The African Centre for Media and Information Literacy (AFRICMIL), a non-governmental organisation, has asked the Code of conduct Bureau (CCB) to make public the assets declaration of Ibrahim Muhammad, acting chief justice of Nigeria (CJN).
In a letter dated January 28 to the chairman of the CCB, Chido Onumah, coordinator of AFRICMIL, said the group relies on its constitutional right to access information of public officials.
The group asked the bureau to inspect and obtain copies of Muhammad’s assets declaration forms on his elevation as a justice of the supreme court and on his appointment as acting CJN.
On Friday, President Muhammadu Buhari swore in Muhammad as the new CJN, pending the determination of the case against Walter Onnoghen, ex-CJN, at the Code of Conduct Tribunal (CCT).
Onnoghen was accused of false assets declaration.
“Pursuant to the aforementioned provision of the 1999 constitution, as amended, and Section 1(1) of the Freedom of Information Act 2011 which states that, “Notwithstanding anything contained in any other Act, law or regulation, the right of any person to access and request information, whether or not contained in any written form, which is in the custody or possession of any public official, agency or institution howsoever described, is hereby established,” we humbly request to be allowed to inspect and obtain copies of the following documents,” the letter read.
“The asset declaration of Honourable Justice Ibrahim Tanko Mohammed JSC on his elevation as a Justice of the Supreme Court of Nigeria; the asset declaration of the Honourable Justice Ibrahim Tanko Mohammed JSC on his appointment as Acting Chief Justice of Nigeria by President Muhammadu Buhari.
“It is the sole responsibility of the Code of Conduct Bureau to ensure that all public officers declare their assets at the beginning and the end of their tenure in office. It is also their responsibility to ensure that the assets declared are verified to ensure compliance with the provisions of the law and also to establish possible cases of misconduct or corrupt enrichment, with a view to ensuring such culprits face the full wrath of the law.

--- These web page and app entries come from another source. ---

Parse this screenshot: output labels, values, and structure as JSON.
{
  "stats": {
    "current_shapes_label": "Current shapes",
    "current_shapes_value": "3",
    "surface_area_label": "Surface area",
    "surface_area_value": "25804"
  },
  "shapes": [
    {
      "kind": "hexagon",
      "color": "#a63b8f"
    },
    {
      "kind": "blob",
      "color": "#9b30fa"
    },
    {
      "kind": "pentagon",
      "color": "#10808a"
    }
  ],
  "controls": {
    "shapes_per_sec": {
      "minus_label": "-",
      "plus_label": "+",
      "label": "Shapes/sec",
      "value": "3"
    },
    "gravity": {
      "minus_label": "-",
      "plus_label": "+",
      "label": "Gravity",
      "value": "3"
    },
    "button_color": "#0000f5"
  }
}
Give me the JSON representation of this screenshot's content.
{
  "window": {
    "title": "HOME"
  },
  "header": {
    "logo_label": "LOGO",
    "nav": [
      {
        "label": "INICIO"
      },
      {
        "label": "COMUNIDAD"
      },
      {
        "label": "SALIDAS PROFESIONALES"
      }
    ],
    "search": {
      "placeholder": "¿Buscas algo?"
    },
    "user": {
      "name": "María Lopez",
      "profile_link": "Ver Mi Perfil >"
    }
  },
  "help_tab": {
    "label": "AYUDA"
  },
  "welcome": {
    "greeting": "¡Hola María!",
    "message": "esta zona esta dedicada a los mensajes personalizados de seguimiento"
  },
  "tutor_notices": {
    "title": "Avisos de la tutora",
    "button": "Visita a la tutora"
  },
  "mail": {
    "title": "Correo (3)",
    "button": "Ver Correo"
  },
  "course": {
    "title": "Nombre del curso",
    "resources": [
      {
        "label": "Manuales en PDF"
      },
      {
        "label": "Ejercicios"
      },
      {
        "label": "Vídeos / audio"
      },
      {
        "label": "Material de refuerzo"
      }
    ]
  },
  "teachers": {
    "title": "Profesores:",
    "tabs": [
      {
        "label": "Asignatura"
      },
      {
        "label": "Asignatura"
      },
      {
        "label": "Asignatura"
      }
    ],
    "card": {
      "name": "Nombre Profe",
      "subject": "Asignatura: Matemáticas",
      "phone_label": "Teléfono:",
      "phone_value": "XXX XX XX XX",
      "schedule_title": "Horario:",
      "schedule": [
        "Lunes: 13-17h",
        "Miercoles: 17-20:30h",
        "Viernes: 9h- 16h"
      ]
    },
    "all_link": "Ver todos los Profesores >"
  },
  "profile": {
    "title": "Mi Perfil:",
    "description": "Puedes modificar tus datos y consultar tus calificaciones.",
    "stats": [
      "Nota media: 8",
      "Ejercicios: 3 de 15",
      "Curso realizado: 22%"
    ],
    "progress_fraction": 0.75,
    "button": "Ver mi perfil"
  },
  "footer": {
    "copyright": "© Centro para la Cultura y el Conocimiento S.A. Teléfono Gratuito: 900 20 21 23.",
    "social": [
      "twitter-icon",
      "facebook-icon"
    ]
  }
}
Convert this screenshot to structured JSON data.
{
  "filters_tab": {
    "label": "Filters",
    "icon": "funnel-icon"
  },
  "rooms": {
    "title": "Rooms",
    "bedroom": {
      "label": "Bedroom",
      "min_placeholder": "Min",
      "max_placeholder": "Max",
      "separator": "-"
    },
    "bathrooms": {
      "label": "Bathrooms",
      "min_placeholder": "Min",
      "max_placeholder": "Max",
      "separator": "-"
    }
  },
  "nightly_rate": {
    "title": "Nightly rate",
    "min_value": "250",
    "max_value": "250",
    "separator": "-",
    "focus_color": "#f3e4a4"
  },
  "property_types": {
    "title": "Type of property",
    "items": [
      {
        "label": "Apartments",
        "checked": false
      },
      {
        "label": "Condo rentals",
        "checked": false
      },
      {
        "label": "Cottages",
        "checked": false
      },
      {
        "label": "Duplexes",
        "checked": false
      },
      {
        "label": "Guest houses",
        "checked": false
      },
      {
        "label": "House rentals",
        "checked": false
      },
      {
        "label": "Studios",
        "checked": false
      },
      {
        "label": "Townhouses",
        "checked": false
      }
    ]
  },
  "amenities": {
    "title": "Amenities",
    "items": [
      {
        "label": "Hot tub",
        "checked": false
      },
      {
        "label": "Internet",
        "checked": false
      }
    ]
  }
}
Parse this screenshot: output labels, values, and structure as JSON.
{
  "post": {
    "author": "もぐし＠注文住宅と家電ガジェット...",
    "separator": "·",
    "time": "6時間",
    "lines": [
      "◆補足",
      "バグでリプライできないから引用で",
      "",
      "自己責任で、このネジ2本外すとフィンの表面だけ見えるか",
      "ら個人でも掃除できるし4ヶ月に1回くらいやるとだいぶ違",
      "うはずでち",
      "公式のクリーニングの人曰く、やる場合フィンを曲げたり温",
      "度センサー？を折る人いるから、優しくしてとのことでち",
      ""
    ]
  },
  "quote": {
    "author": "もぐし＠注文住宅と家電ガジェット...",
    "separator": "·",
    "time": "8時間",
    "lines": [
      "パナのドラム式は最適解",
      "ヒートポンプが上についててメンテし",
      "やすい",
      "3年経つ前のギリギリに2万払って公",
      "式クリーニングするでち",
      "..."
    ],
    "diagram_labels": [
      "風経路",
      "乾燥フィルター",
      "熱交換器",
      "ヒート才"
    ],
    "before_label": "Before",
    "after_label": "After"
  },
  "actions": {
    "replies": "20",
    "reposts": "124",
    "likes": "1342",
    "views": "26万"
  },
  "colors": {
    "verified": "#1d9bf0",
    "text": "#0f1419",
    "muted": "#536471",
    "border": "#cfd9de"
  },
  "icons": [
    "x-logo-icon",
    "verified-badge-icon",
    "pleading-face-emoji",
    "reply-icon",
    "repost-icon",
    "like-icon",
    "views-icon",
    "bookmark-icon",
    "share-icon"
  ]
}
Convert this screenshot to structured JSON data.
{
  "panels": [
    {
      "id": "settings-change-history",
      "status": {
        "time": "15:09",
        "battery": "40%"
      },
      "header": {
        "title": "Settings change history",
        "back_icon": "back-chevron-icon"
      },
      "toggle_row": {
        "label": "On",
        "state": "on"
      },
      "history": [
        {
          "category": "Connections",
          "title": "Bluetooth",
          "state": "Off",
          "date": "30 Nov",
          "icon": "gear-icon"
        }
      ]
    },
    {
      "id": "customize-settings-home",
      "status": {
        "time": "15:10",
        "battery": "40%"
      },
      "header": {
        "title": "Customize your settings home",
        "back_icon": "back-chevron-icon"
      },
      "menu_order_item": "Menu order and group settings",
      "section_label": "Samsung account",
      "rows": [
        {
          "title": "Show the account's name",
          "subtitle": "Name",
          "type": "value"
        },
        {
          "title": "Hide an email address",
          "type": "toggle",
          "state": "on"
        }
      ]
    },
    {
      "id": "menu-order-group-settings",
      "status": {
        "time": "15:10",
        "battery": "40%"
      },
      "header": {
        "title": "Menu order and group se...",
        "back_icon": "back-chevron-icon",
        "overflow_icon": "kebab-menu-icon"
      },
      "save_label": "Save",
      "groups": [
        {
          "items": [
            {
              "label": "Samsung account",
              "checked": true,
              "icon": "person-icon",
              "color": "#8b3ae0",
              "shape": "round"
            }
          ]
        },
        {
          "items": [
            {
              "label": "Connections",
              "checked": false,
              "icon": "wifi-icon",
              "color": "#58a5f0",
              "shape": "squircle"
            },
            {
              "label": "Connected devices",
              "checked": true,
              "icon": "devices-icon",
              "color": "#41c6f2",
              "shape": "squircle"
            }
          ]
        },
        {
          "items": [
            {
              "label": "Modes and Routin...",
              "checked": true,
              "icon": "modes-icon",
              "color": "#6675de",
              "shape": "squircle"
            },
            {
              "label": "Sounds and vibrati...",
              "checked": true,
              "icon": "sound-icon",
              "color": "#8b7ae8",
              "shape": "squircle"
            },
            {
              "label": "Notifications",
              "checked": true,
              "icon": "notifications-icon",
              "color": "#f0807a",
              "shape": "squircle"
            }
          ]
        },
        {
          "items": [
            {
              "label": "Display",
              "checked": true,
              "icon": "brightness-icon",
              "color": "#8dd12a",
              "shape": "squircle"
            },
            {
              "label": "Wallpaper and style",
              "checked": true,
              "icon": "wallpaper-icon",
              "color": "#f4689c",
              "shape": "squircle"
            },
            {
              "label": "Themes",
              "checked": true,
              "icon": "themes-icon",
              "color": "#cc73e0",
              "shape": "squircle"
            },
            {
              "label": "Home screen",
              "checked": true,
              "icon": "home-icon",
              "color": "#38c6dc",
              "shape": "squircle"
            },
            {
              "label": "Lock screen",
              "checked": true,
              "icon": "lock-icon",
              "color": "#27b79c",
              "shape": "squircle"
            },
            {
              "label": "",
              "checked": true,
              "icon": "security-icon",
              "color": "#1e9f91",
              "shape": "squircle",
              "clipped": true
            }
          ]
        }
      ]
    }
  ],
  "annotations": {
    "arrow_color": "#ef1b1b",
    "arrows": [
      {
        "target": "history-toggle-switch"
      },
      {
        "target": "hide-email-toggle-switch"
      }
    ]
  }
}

“The CCB has the constitutional responsibility to retain custody of such asset declaration forms and make them available and accessible for inspection by any citizen of Nigeria on such terms and conditions as the National Assembly may prescribe.”